“Triple time!” Roydon said gleefully.  “TRIPLE time for that Thursday, and average pay for all the other days.  It must be breaking his heart, but he obviously wants us up and running, A.S.A.P, and for none of us to jack it in.  And he wants some of us professionals at the Hall, to make sure the removal men get everything sorted out, okay.  I’m going to work New Year’s Day, just to screw the extra money out o’ the bastard.  How about you?”

“Yes, perhaps” Severus said carefully, “Although I have heard that we are to receive a bonus just for relocating to Shropshire.  Just a one-off, but even so–”

“Yeah, I heard that” Roydon admitted.  “Hope it’s true.  So many rumours fly around this place.  Anyway, bonus or not, I’m going to work that New Year week as well.”

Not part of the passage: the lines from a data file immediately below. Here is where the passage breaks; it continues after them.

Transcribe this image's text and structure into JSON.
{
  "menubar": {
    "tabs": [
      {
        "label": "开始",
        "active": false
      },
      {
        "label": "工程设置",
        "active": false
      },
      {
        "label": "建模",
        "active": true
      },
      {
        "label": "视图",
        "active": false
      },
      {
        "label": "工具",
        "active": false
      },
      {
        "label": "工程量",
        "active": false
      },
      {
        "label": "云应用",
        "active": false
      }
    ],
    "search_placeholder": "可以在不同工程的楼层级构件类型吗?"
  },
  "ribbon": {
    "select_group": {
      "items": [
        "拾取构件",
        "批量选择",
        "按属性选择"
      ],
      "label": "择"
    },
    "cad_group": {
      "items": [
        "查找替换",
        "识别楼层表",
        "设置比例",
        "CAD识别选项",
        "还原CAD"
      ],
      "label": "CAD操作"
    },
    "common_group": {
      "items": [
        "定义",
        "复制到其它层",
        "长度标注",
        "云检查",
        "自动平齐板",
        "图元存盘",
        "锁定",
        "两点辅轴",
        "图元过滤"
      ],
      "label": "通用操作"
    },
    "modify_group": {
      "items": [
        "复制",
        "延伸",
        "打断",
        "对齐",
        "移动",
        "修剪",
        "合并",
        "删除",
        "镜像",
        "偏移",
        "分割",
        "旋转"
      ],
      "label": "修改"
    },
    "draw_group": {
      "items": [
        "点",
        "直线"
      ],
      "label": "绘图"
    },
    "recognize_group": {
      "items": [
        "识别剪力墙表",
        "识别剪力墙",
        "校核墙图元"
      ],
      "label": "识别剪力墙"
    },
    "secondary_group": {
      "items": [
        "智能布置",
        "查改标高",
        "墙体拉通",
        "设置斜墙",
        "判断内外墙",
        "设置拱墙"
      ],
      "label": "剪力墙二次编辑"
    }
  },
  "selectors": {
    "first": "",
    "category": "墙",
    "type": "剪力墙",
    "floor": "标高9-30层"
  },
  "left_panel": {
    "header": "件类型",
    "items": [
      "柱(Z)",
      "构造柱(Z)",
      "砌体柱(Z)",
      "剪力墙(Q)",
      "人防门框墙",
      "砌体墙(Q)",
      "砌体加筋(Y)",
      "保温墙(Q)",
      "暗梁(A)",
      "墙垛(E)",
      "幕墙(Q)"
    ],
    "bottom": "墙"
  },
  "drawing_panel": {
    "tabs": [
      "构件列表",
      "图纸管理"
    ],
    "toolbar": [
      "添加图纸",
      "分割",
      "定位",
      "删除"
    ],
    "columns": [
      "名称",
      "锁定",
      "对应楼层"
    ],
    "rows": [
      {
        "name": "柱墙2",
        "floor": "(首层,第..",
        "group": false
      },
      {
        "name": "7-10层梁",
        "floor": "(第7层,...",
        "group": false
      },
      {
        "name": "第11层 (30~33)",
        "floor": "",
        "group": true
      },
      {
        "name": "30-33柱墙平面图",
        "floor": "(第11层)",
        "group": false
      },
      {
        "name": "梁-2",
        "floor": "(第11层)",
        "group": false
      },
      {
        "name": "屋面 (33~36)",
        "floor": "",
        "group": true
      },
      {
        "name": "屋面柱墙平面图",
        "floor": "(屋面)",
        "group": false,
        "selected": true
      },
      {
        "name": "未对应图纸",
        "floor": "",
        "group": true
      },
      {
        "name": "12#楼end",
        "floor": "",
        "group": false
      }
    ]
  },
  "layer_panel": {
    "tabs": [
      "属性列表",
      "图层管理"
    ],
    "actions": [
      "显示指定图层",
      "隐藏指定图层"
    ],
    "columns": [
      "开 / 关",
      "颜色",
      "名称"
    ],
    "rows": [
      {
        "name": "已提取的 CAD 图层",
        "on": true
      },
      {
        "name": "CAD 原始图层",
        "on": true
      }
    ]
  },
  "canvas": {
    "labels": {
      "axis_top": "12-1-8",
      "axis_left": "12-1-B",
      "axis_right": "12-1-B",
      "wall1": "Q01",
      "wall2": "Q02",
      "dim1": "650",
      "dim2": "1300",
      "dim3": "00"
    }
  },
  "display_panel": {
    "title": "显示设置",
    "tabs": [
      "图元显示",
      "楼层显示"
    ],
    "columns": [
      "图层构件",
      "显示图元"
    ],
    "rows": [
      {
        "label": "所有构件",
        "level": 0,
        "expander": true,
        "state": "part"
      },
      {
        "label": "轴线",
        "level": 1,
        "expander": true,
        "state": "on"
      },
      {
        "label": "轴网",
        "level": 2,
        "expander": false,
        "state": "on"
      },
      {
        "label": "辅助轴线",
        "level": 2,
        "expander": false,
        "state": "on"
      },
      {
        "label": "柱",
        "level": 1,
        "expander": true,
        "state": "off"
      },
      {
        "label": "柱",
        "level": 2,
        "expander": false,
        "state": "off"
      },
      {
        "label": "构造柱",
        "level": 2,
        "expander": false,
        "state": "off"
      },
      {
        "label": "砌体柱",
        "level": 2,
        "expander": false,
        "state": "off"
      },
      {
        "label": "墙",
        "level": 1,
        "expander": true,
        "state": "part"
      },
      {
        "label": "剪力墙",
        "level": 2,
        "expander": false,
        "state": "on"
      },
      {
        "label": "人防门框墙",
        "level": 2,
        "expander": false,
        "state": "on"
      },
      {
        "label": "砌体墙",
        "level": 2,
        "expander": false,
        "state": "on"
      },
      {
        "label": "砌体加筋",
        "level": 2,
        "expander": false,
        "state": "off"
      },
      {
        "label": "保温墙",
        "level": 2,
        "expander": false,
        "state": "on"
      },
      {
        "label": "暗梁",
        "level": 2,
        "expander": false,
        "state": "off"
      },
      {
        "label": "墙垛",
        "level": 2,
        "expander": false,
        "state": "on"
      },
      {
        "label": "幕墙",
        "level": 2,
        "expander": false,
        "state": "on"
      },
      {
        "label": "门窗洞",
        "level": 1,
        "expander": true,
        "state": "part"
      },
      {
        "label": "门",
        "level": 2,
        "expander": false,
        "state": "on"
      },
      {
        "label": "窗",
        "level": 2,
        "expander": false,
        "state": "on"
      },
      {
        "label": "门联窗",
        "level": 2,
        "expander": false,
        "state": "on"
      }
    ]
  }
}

Severus decided that he would do the same.  The extra money would be useful and the work would keep him away from the Death Eaters and from Honor.

He actually enjoyed being part of the team who oversaw the settling-in.  The house was beautiful, in a cold, marble-like way, and because every mediwizard had a treatment room of his own, Severus was on the spot to make a selection, so he had his name inscribed on the door of the room in the western corner of the east wing.

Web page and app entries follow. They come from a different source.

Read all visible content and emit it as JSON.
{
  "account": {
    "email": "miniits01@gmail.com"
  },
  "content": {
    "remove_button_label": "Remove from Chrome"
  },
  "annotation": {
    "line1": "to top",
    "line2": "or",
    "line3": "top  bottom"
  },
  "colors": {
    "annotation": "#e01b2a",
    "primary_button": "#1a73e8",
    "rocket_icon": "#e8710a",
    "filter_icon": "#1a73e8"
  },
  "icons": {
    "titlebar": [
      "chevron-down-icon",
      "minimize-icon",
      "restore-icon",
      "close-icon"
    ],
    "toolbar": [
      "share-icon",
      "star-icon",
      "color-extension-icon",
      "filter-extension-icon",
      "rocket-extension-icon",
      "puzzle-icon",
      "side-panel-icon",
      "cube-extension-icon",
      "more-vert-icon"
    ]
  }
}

“This is nice” Roydon said, wandering in and surveying the room.  “Good for natural light – you’ll get the sun most of the day.  And a view of the garden.  I think I’ll take that other corner room next to yours.”

Bertrand Rackharrow was also in an unusually good mood, and Severus suddenly realised what Rackharrow must have meant when he had made that cryptic remark about living in a mansion; he had now installed himself in a country house even bigger than Lucius’s.  Doreen the receptionist was also very happy.  She had been made secretary to Rackharrow and there was to be a new receptionist when the clinic became operational once more.  Meanwhile she spent most of the second day of January organising pot plants in her annex to Rackharrow’s office and magically duplicating a stack of parchment which she said were new contracts.

In the late afternoon of that Friday, with the settling-in complete and everything ready for normal operation from the Monday, Severus wandered all the corridors of Wychenden Hall on that dull, snowy day.  The owner’s area was screened and protected by a password, and he saw nothing of the owner or his family.  Suddenly, for a fleeting instant, it crossed Severus’s mind that Lucius might be the owner.  But no, Rackharrow was supposed to know the owner, and he would surely recognise his own cousin, wouldn’t he?  And Lucius had told Severus that he had tried to buy into Nobody’s Perfect and had been refused.  And he hadn’t lied to Severus, had he?